> [Work request]: Pick out the lines below that contain the string "Animation" and copy them all.

> [Data for this task]:
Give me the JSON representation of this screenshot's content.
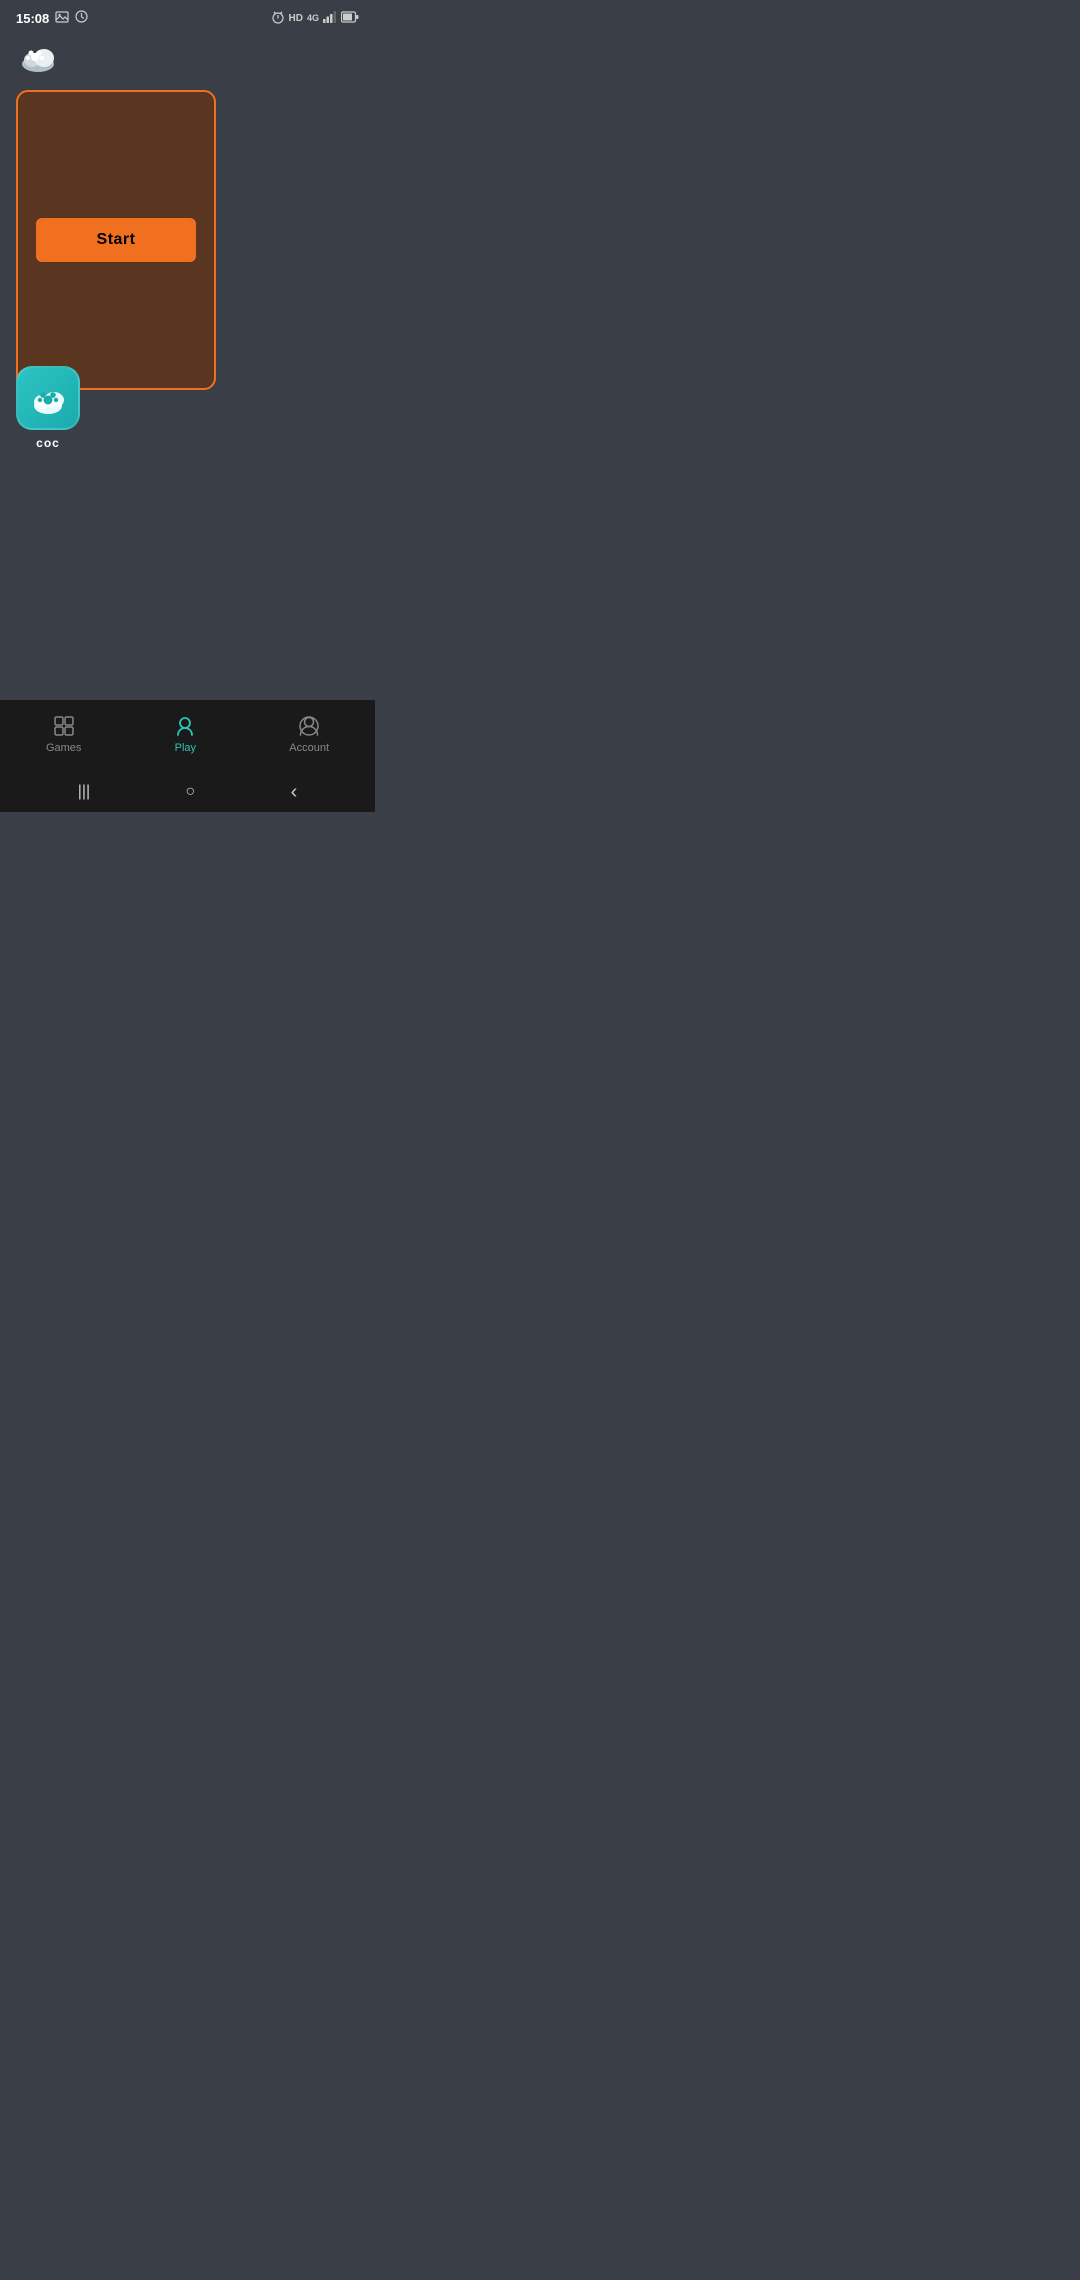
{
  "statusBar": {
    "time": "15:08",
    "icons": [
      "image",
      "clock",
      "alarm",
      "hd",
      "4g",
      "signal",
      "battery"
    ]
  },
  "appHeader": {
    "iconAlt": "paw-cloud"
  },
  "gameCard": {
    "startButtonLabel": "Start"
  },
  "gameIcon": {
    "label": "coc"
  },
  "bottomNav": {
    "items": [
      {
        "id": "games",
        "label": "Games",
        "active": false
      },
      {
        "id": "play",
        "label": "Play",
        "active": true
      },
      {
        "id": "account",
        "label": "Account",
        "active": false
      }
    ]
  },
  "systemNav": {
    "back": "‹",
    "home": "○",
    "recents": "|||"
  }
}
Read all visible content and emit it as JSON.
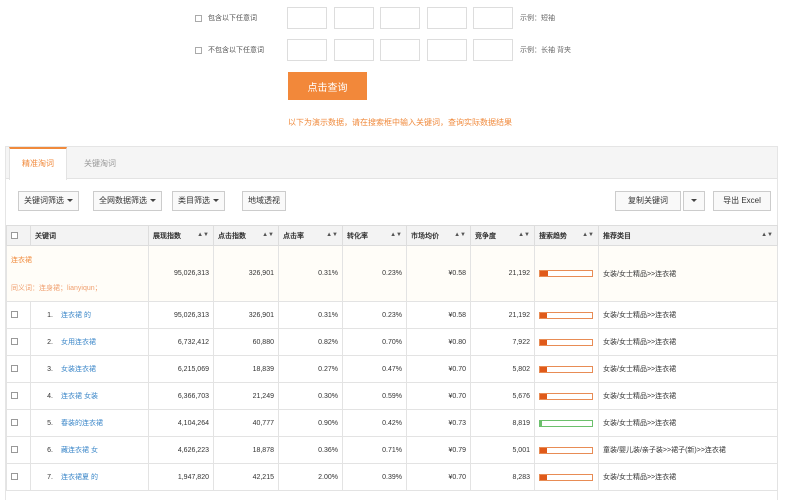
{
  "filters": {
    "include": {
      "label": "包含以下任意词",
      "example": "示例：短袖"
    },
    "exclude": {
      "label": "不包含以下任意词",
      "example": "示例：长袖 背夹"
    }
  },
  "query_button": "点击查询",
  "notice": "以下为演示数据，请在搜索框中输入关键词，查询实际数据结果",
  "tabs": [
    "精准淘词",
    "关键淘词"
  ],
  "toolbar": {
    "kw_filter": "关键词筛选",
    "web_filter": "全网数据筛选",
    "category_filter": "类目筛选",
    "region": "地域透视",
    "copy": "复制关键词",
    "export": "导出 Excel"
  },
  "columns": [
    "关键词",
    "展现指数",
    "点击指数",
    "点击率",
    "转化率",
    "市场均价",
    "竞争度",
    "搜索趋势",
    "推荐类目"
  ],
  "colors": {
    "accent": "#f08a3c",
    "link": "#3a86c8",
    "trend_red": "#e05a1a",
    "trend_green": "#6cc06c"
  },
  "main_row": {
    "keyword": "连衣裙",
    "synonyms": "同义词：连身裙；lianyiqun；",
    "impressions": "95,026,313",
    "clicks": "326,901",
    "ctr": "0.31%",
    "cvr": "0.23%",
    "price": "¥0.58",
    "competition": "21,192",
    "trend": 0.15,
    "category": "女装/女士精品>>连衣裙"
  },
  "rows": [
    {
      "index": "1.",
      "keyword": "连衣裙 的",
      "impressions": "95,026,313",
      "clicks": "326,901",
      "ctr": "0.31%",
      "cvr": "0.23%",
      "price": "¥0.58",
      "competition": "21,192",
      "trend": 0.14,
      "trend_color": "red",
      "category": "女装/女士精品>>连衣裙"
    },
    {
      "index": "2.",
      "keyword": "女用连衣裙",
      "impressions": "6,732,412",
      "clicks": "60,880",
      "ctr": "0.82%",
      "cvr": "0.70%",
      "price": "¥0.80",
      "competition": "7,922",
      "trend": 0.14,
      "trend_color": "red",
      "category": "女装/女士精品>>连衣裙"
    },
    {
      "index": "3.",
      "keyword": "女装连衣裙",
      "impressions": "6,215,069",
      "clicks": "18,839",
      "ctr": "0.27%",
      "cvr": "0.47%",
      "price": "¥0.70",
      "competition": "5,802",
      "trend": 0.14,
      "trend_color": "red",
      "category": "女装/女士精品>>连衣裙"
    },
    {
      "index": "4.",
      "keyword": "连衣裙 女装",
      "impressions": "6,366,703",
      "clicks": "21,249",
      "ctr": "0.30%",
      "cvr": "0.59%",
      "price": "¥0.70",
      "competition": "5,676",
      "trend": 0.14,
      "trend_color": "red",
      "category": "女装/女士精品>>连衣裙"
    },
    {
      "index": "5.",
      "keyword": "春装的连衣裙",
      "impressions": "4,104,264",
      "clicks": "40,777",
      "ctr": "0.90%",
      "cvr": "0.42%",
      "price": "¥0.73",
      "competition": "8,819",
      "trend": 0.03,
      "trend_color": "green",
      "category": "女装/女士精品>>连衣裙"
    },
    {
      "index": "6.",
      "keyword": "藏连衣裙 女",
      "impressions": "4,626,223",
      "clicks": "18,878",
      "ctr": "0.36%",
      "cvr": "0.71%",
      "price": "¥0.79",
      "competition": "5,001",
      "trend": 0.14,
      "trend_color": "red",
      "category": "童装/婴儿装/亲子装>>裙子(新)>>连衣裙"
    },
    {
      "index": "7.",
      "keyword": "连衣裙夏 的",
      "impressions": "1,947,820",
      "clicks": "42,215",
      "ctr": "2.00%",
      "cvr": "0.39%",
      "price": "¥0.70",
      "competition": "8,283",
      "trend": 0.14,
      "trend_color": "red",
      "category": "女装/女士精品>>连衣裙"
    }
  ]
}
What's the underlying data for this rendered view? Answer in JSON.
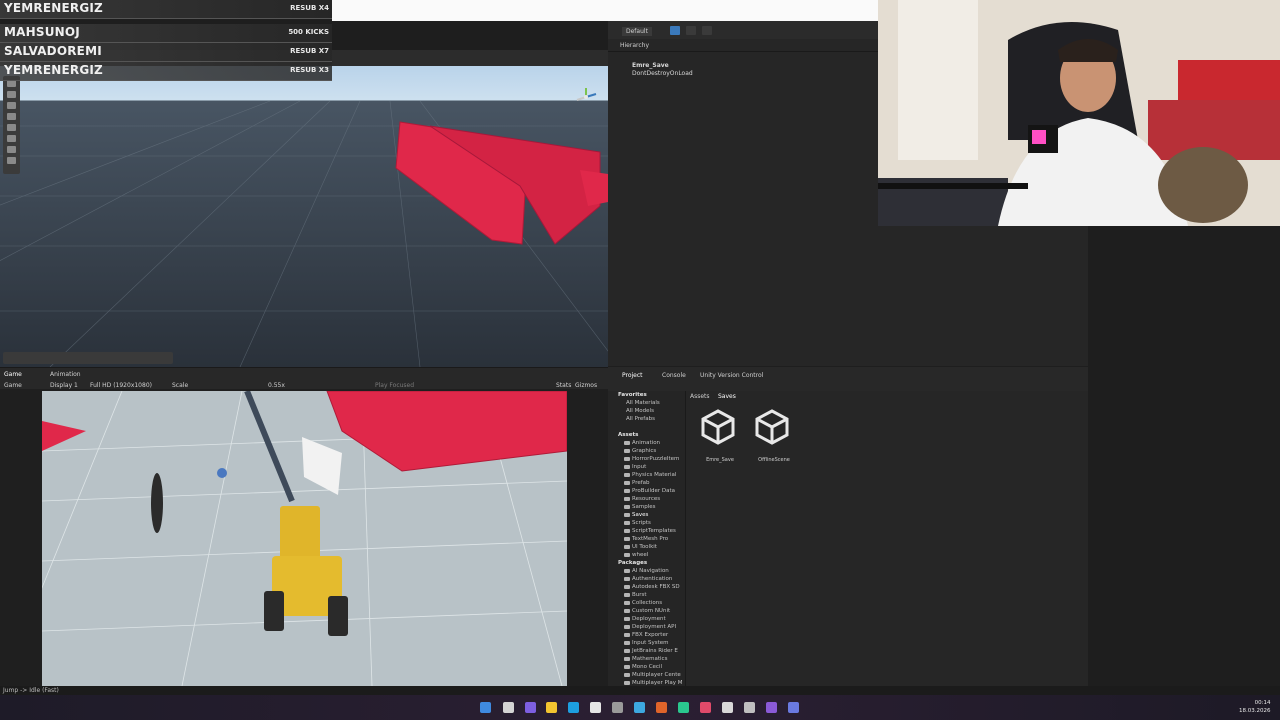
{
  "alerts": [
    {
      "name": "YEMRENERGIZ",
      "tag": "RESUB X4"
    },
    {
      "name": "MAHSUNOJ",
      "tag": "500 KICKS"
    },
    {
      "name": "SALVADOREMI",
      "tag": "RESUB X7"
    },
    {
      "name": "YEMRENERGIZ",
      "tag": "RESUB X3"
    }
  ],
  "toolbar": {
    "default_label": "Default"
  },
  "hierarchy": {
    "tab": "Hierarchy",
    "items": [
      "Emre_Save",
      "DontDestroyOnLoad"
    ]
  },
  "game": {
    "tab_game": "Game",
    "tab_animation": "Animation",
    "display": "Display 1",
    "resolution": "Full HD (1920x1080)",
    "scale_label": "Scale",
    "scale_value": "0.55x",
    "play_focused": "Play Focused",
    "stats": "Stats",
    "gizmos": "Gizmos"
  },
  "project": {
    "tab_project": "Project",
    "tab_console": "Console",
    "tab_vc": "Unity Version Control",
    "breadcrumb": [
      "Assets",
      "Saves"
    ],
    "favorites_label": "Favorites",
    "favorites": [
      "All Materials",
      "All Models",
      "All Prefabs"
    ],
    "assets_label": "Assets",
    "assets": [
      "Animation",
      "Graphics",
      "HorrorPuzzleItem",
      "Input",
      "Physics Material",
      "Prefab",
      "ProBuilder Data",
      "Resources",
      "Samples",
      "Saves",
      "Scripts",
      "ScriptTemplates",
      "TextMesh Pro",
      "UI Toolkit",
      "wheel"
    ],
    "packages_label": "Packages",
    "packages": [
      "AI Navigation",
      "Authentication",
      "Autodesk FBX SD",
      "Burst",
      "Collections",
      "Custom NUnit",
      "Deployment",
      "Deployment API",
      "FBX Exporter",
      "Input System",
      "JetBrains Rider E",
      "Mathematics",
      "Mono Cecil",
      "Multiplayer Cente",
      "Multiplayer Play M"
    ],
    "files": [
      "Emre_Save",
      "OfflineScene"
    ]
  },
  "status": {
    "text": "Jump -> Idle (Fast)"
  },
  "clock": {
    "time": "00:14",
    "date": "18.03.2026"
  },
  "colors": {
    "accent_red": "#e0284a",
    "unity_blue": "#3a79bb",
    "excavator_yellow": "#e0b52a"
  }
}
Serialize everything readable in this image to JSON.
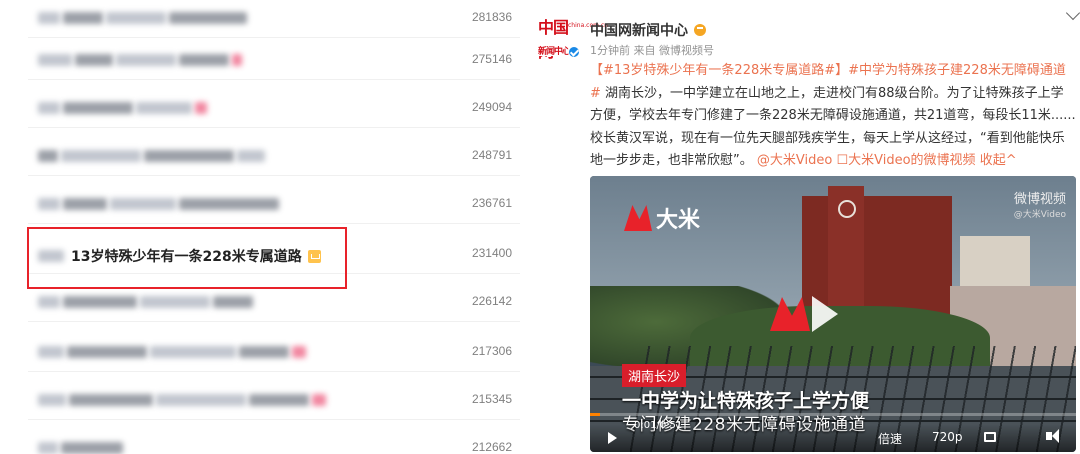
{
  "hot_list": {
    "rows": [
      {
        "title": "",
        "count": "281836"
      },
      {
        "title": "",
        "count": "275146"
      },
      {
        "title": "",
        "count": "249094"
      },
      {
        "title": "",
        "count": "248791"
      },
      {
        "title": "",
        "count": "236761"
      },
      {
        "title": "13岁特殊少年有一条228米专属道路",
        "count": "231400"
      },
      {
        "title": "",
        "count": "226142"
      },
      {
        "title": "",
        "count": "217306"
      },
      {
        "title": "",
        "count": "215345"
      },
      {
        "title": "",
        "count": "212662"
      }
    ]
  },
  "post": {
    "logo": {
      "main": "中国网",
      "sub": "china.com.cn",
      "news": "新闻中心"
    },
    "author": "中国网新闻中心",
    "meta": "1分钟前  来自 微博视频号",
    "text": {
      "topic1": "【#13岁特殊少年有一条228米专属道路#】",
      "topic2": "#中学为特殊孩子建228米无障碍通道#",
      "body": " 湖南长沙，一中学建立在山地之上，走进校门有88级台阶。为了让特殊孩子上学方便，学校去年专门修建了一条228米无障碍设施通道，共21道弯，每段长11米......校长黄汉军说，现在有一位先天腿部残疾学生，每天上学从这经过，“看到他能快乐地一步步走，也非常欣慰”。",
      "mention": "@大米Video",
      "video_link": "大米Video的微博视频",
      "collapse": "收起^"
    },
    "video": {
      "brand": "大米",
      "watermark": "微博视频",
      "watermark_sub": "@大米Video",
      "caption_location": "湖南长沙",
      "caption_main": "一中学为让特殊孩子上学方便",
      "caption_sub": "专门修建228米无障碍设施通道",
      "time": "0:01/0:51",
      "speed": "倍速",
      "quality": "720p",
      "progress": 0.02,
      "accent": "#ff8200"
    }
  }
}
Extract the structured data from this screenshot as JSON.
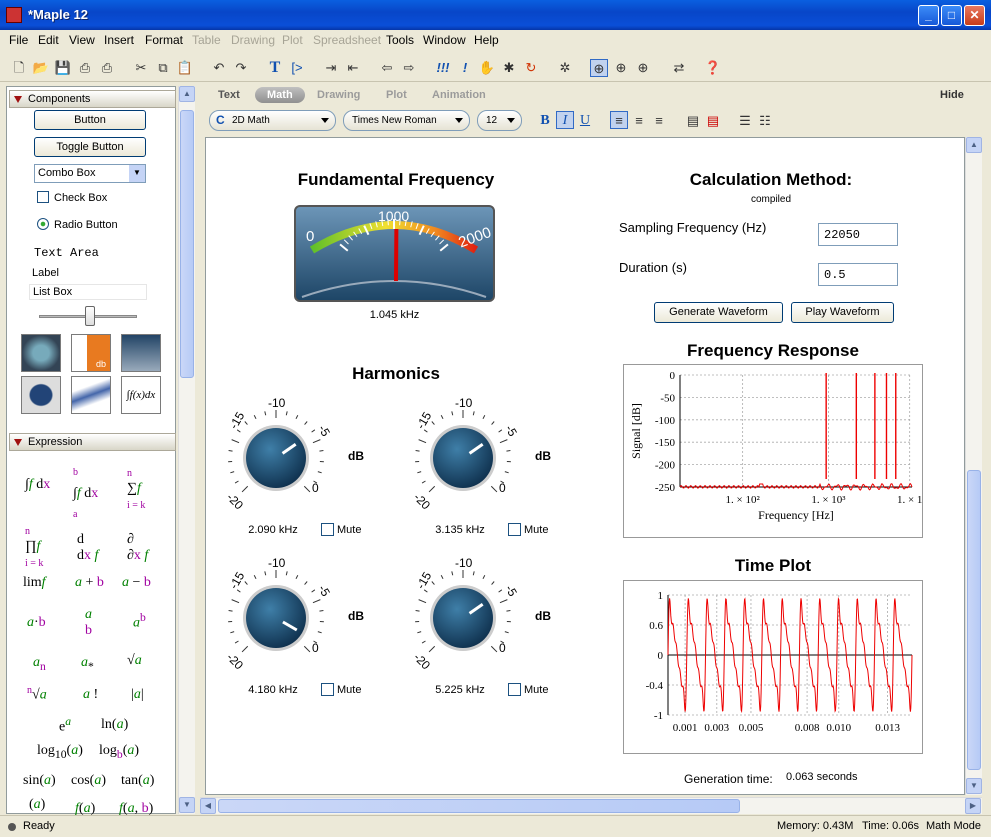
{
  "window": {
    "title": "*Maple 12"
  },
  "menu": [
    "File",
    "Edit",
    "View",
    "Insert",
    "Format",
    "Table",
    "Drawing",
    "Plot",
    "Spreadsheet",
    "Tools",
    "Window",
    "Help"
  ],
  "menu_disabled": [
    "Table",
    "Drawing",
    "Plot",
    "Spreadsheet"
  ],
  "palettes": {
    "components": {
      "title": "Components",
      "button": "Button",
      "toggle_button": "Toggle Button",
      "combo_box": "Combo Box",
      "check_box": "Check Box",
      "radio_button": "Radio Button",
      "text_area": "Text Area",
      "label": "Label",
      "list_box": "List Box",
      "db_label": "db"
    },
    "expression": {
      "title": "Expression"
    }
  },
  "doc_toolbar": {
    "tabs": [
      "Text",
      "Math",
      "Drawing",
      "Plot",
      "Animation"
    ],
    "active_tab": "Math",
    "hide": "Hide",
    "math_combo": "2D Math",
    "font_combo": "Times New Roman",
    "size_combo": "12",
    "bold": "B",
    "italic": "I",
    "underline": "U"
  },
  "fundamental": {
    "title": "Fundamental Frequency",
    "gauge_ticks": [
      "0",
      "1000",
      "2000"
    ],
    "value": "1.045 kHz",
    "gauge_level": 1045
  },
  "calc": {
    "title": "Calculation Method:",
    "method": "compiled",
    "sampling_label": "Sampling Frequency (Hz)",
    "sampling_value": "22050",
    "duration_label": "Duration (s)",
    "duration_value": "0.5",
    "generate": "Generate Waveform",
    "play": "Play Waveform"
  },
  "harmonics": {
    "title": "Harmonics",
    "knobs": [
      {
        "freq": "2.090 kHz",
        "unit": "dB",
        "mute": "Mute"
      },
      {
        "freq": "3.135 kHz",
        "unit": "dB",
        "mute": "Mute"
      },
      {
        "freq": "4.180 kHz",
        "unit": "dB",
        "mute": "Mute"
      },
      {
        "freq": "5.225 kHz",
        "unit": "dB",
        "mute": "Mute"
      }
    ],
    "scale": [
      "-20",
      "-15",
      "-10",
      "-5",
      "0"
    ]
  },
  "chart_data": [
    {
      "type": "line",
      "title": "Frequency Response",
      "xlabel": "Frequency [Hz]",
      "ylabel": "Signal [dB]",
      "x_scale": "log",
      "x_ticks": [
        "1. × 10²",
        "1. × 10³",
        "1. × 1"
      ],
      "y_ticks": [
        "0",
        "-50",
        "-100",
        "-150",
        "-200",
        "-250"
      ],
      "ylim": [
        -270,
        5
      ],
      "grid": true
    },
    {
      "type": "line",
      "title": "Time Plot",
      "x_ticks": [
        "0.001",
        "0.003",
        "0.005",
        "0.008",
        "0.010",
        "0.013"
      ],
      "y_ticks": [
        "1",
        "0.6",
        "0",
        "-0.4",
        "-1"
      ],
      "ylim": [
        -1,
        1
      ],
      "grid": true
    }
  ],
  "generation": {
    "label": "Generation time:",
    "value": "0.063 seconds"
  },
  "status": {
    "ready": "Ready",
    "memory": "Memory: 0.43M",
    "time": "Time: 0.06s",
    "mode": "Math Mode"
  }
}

> [Exercise solution]:
    "tab_animation": "Animation",
      "Animation",
      "Animation"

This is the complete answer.